Moving to a South Pacific island from small town Oklahoma, sixteen year old Nancy Sanders trades cruising Main Street in search of tater tots for strolling sandy shores with islanders who feast on sea worms and summon sharks with song.
From the get-go the reader is introduced to Lauren Fielding, a teenager living with a condition that makes her believe everything she is told. When the opportunity for her to surgically correct this comes up, she takes it and sets much of the plot in motion. What I love is the narrative style; a set of journal entries, scenes, and supporting materials which serve to present the events as Lauren and the people around her see it. This is a classic coming-of-age speculative fiction story with sprinkles of a possibly unreliable narrator, leaving the reader to follow along with the events and create their own conclusions about what is happening. Laura and the pacing her story provides are both memorable and noteworthy.
Sara Brooks was one of seventeen children raised by landowning African American farmers in Alabama. Hers is a lively and evocative account of growing up on the land in a loving family and a harsh coming of age at the hands of an abusive man. Like many southern black women of the era, Brooks is able to escape the bleak conditions of her life by moving first to Mobile and then to Cleveland where she worked as a domestic, eventually acquiring her own home and reuniting with the children she had been forced to leave behind. Hers is a hopeful and richly textured story of resistance and resilience.

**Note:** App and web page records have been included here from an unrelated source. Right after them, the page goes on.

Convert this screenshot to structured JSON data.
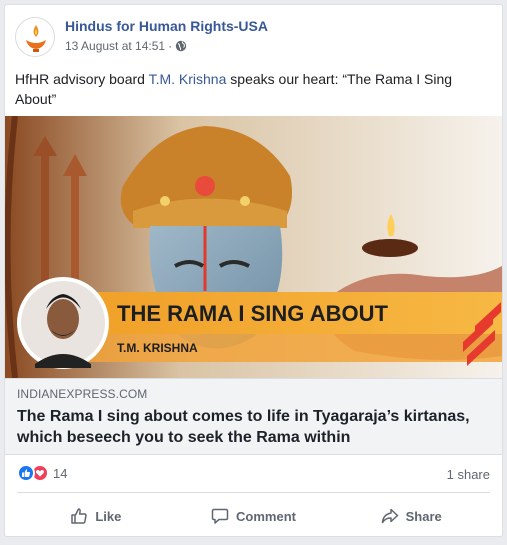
{
  "post": {
    "page_name": "Hindus for Human Rights-USA",
    "timestamp": "13 August at 14:51",
    "separator": "·",
    "privacy_icon": "globe-icon",
    "text_before": "HfHR advisory board ",
    "mention": "T.M. Krishna",
    "text_after": " speaks our heart: “The Rama I Sing About”"
  },
  "link": {
    "banner_title": "THE RAMA I SING ABOUT",
    "banner_author": "T.M. KRISHNA",
    "domain": "INDIANEXPRESS.COM",
    "title": "The Rama I sing about comes to life in Tyagaraja’s kirtanas, which beseech you to seek the Rama within"
  },
  "engagement": {
    "reaction_count": "14",
    "shares": "1 share"
  },
  "actions": {
    "like": "Like",
    "comment": "Comment",
    "share": "Share"
  },
  "colors": {
    "link_blue": "#385898",
    "banner_orange": "#f4a62a",
    "like_blue": "#1877f2",
    "love_red": "#f33e58",
    "brand_red": "#e63a2e"
  }
}
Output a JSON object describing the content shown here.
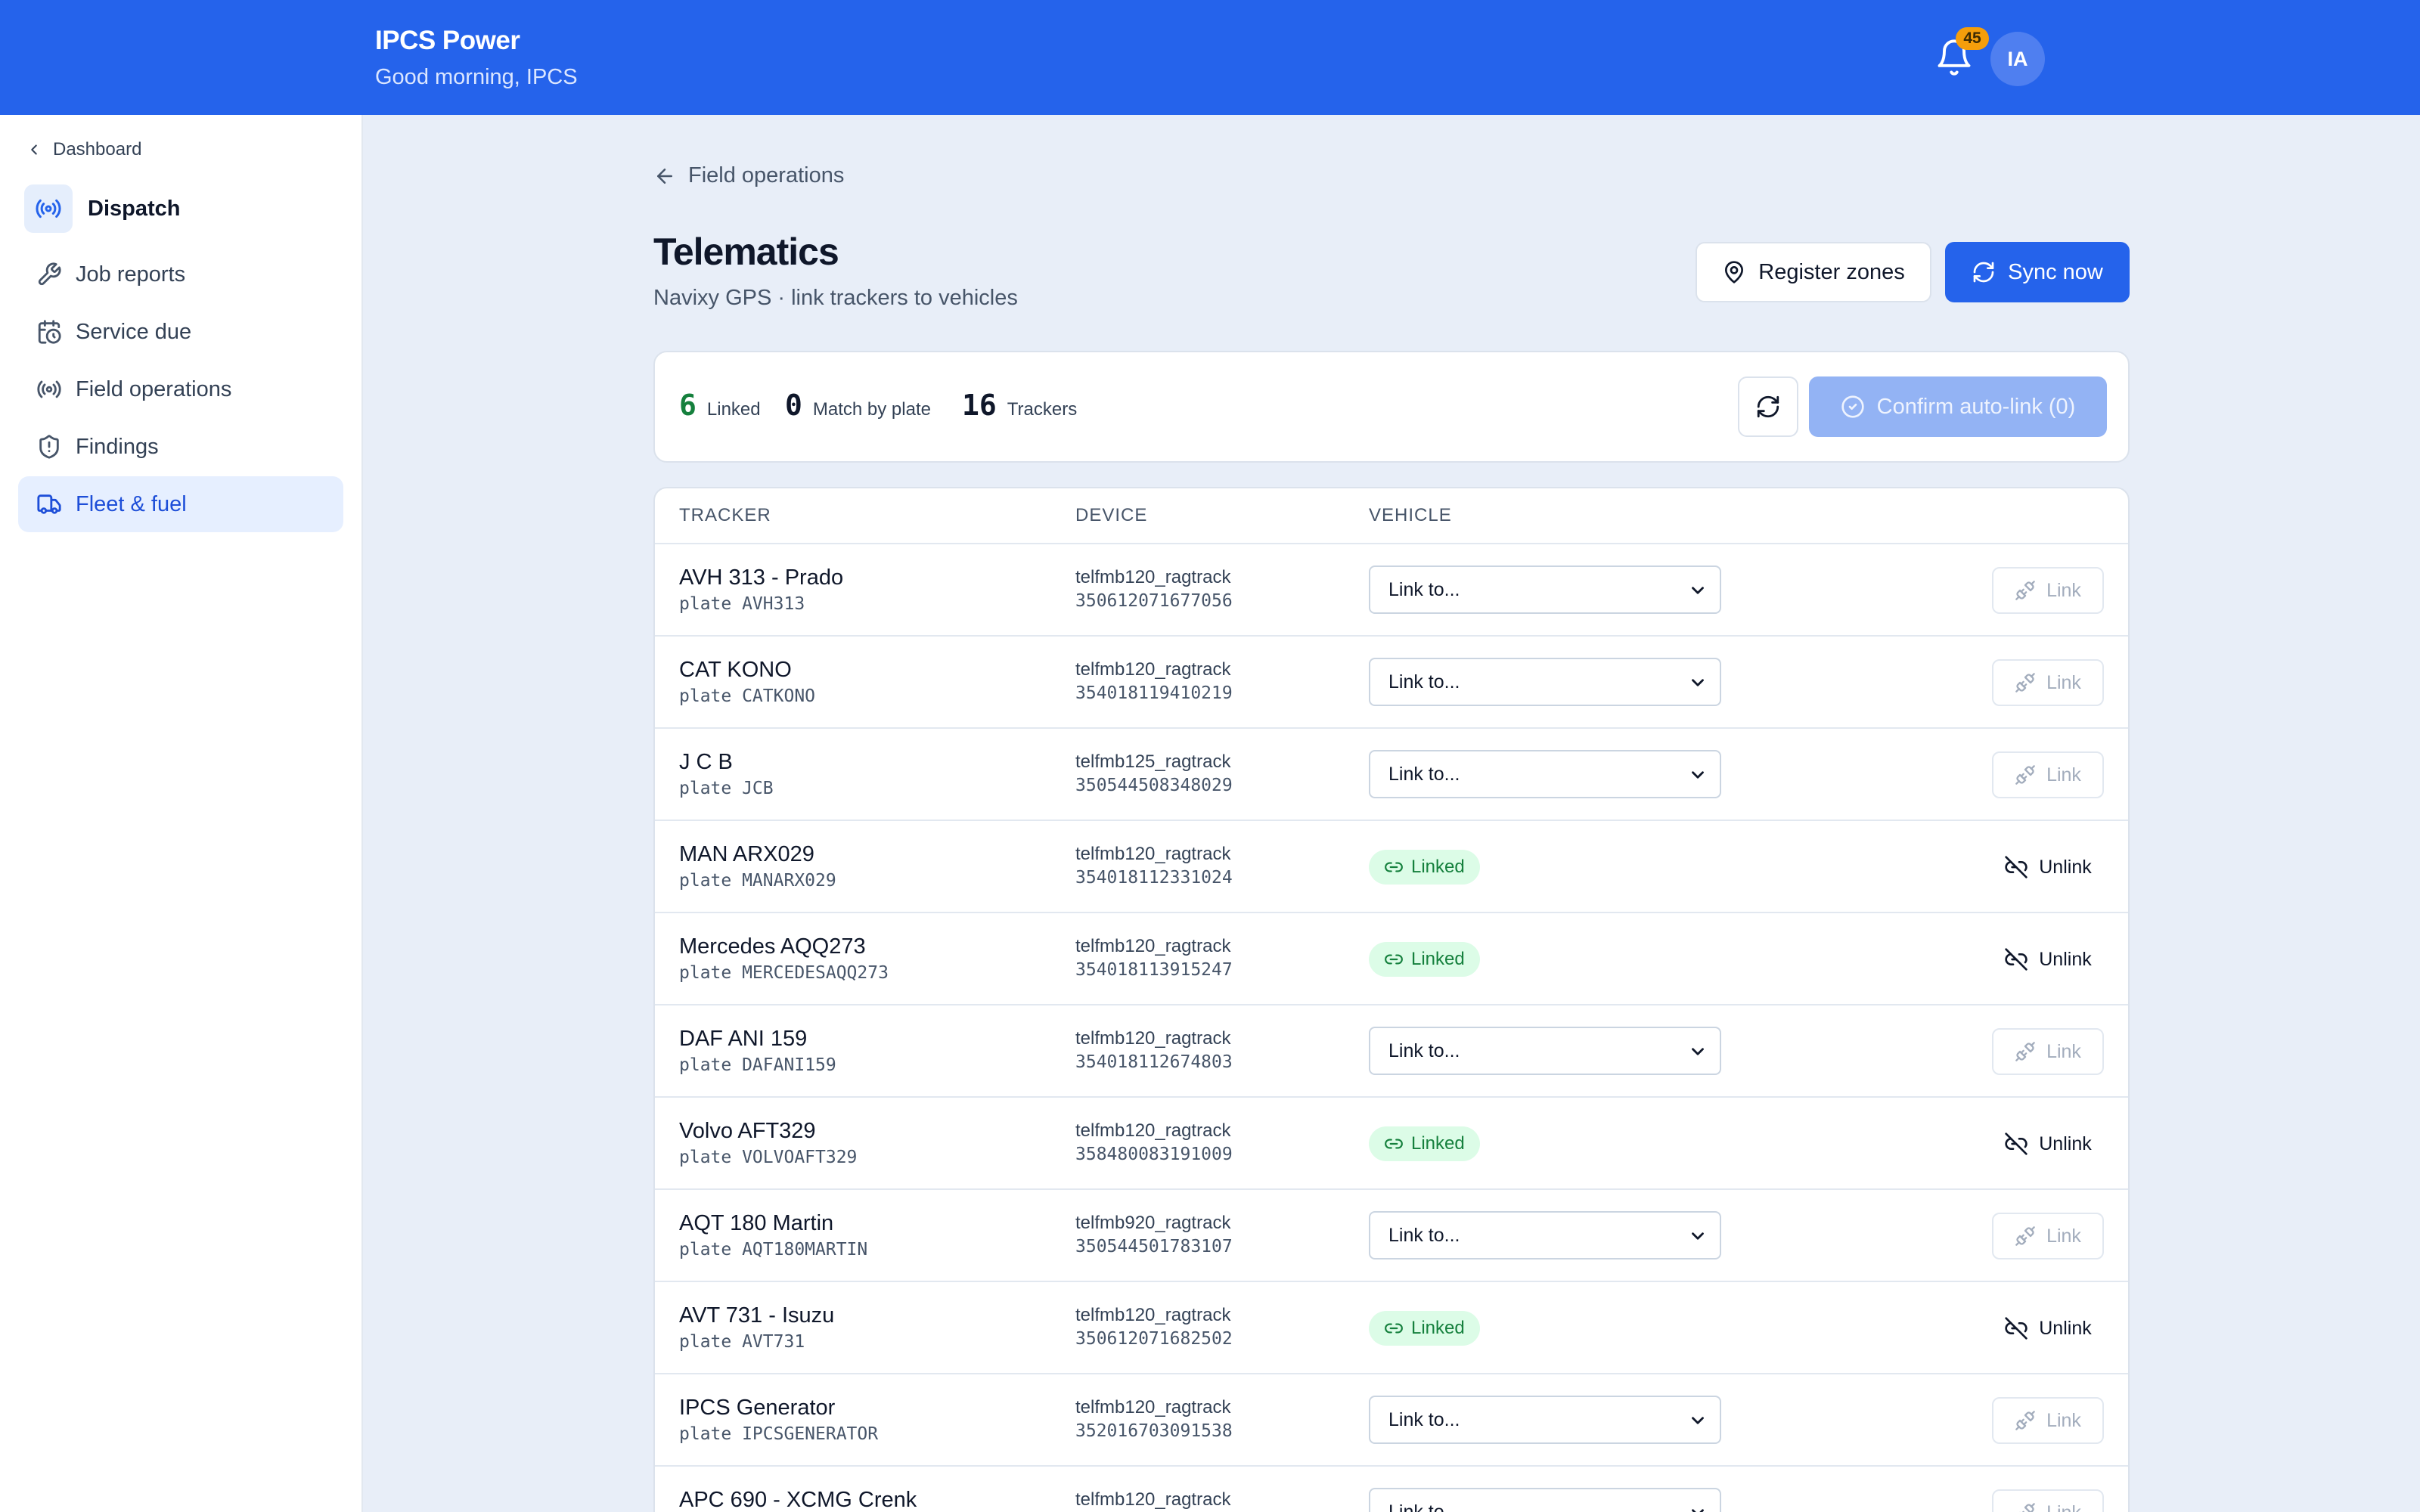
{
  "header": {
    "brand": "IPCS Power",
    "greeting": "Good morning, IPCS",
    "notification_count": "45",
    "avatar_initials": "IA",
    "brand_color": "#2563eb"
  },
  "sidebar": {
    "back_label": "Dashboard",
    "section_title": "Dispatch",
    "items": [
      {
        "label": "Job reports",
        "icon": "wrench-icon"
      },
      {
        "label": "Service due",
        "icon": "calendar-clock-icon"
      },
      {
        "label": "Field operations",
        "icon": "radio-icon"
      },
      {
        "label": "Findings",
        "icon": "shield-alert-icon"
      },
      {
        "label": "Fleet & fuel",
        "icon": "truck-icon",
        "active": true
      }
    ]
  },
  "page": {
    "breadcrumb": "Field operations",
    "title": "Telematics",
    "subtitle": "Navixy GPS · link trackers to vehicles",
    "register_zones_label": "Register zones",
    "sync_now_label": "Sync now"
  },
  "summary": {
    "linked_count": "6",
    "linked_label": "Linked",
    "match_count": "0",
    "match_label": "Match by plate",
    "trackers_count": "16",
    "trackers_label": "Trackers",
    "confirm_label": "Confirm auto-link (0)"
  },
  "table": {
    "columns": [
      "TRACKER",
      "DEVICE",
      "VEHICLE"
    ],
    "select_placeholder": "Link to...",
    "linked_badge": "Linked",
    "link_label": "Link",
    "unlink_label": "Unlink",
    "rows": [
      {
        "name": "AVH 313 - Prado",
        "plate": "plate AVH313",
        "model": "telfmb120_ragtrack",
        "imei": "350612071677056",
        "status": "unlinked"
      },
      {
        "name": "CAT KONO",
        "plate": "plate CATKONO",
        "model": "telfmb120_ragtrack",
        "imei": "354018119410219",
        "status": "unlinked"
      },
      {
        "name": "J C B",
        "plate": "plate JCB",
        "model": "telfmb125_ragtrack",
        "imei": "350544508348029",
        "status": "unlinked"
      },
      {
        "name": "MAN ARX029",
        "plate": "plate MANARX029",
        "model": "telfmb120_ragtrack",
        "imei": "354018112331024",
        "status": "linked"
      },
      {
        "name": "Mercedes AQQ273",
        "plate": "plate MERCEDESAQQ273",
        "model": "telfmb120_ragtrack",
        "imei": "354018113915247",
        "status": "linked"
      },
      {
        "name": "DAF ANI 159",
        "plate": "plate DAFANI159",
        "model": "telfmb120_ragtrack",
        "imei": "354018112674803",
        "status": "unlinked"
      },
      {
        "name": "Volvo AFT329",
        "plate": "plate VOLVOAFT329",
        "model": "telfmb120_ragtrack",
        "imei": "358480083191009",
        "status": "linked"
      },
      {
        "name": "AQT 180 Martin",
        "plate": "plate AQT180MARTIN",
        "model": "telfmb920_ragtrack",
        "imei": "350544501783107",
        "status": "unlinked"
      },
      {
        "name": "AVT 731 - Isuzu",
        "plate": "plate AVT731",
        "model": "telfmb120_ragtrack",
        "imei": "350612071682502",
        "status": "linked"
      },
      {
        "name": "IPCS Generator",
        "plate": "plate IPCSGENERATOR",
        "model": "telfmb120_ragtrack",
        "imei": "352016703091538",
        "status": "unlinked"
      },
      {
        "name": "APC 690 - XCMG Crenk",
        "plate": "",
        "model": "telfmb120_ragtrack",
        "imei": "",
        "status": "unlinked"
      }
    ]
  }
}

The daughter of a freeholder, Sara Brooks was born in 1911 on her parents' subsistence farm in west Alabama. Here in her own words, she makes us understand what it felt like to be young, black, innocent, and steeped in the ways of a black rural world that has largely been lost to us.ExploreBooks like You May Plow HereBook lists with this bookWhy do people like this book?TopicsAlabamaAfrican AmericansComing of ageWorld War 2GenresComing soon!PreviewBookshop.orgAmazonInto the Labyrinth: Mage Errant Book 1ByJohn Bierce,
In this novel, a pregnant teenager gets abandoned in a small town where she doesn't know anyone. She begins connecting with strangers, one at a time, studying them and deciding which ones are safe to talk to. Eventually, the main character has built a complete support network for herself and her child. I love the way author Billie Letts describes the process of talking to strangers and connecting with them until they become some of our closest friends. It's the same way I get candy from strangers in real life.

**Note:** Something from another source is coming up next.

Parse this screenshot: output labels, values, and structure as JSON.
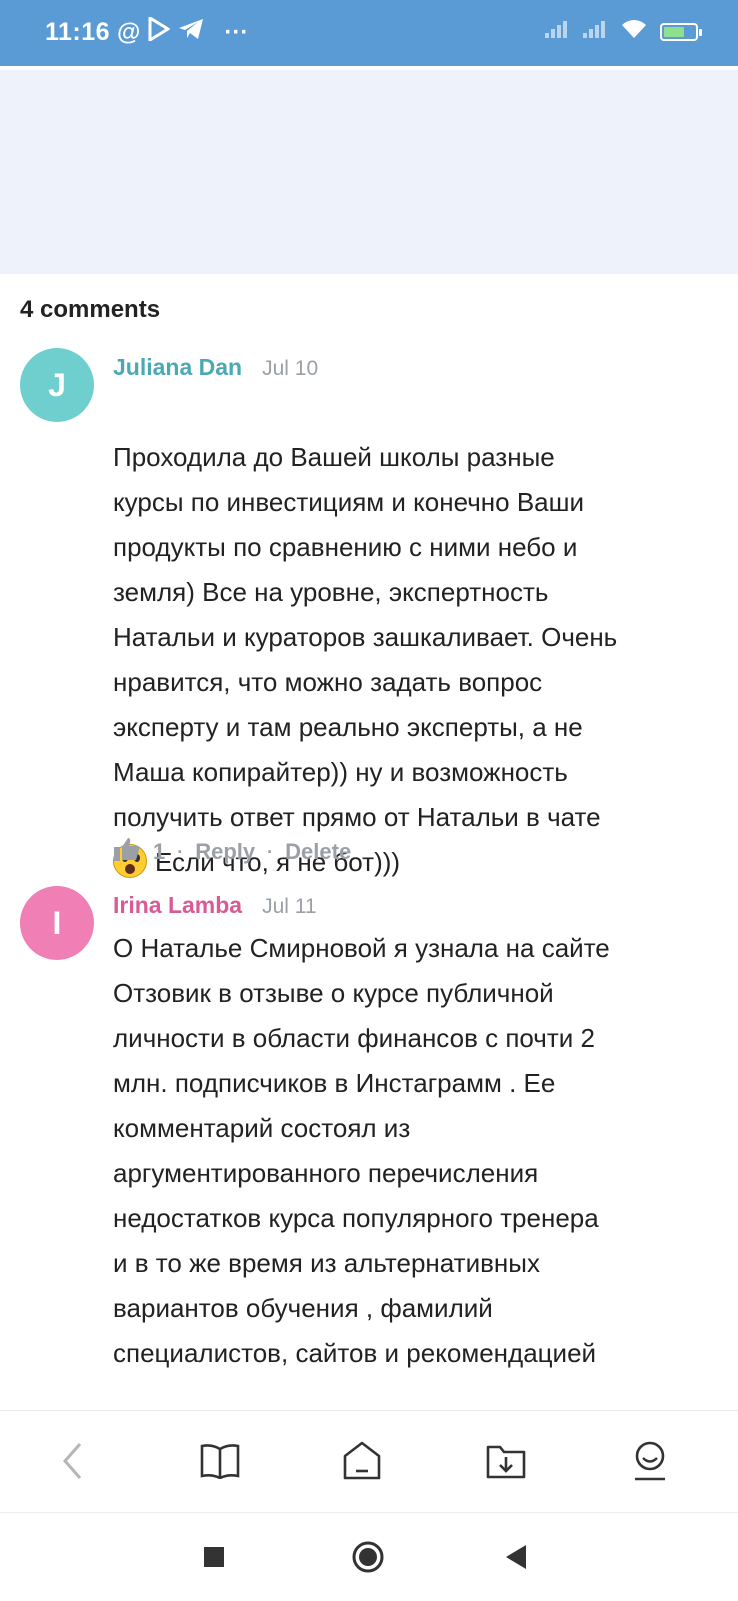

One book that I really recommend reading is the novel The Midnights by Sarah Nicole Smetana. The main character, Susannah, is a seventeen-year-old girl who plays a mean guitar like her former rock star father whose attention she craves very much. She is driven with passion to pursue her dream even after her father suddenly dies unexpectedly, and must uproot to a new city where she eagerly takes on the challenge. The story is an emotionally charged coming-of-age novel involving loss, creativity, and feeling confident in your voice, while feeling confident in your choices to define who you are.
By the age of seventeen rotations, Fulco has had a tough time growing up in a forest village. Abandoned as a baby and raised by a loving elven family, he is despised by the village elves as humans are deemed a plague upon the land.
A teenage girl is held captive and brutally tortured by neighborhood children. Based on a true story, this shocking novel reveals the depravity of which we are all capable.This novel contains graphic content and is recommended for regular readers of horror novels.ExploreBooks like The Girl Next DoorBook lists with this bookWhy do people like this book?TopicsPrisonersSistersComing of ageGenresComing soon!PreviewBookshop.orgAmazonWithByDonald Harington, 041b061a72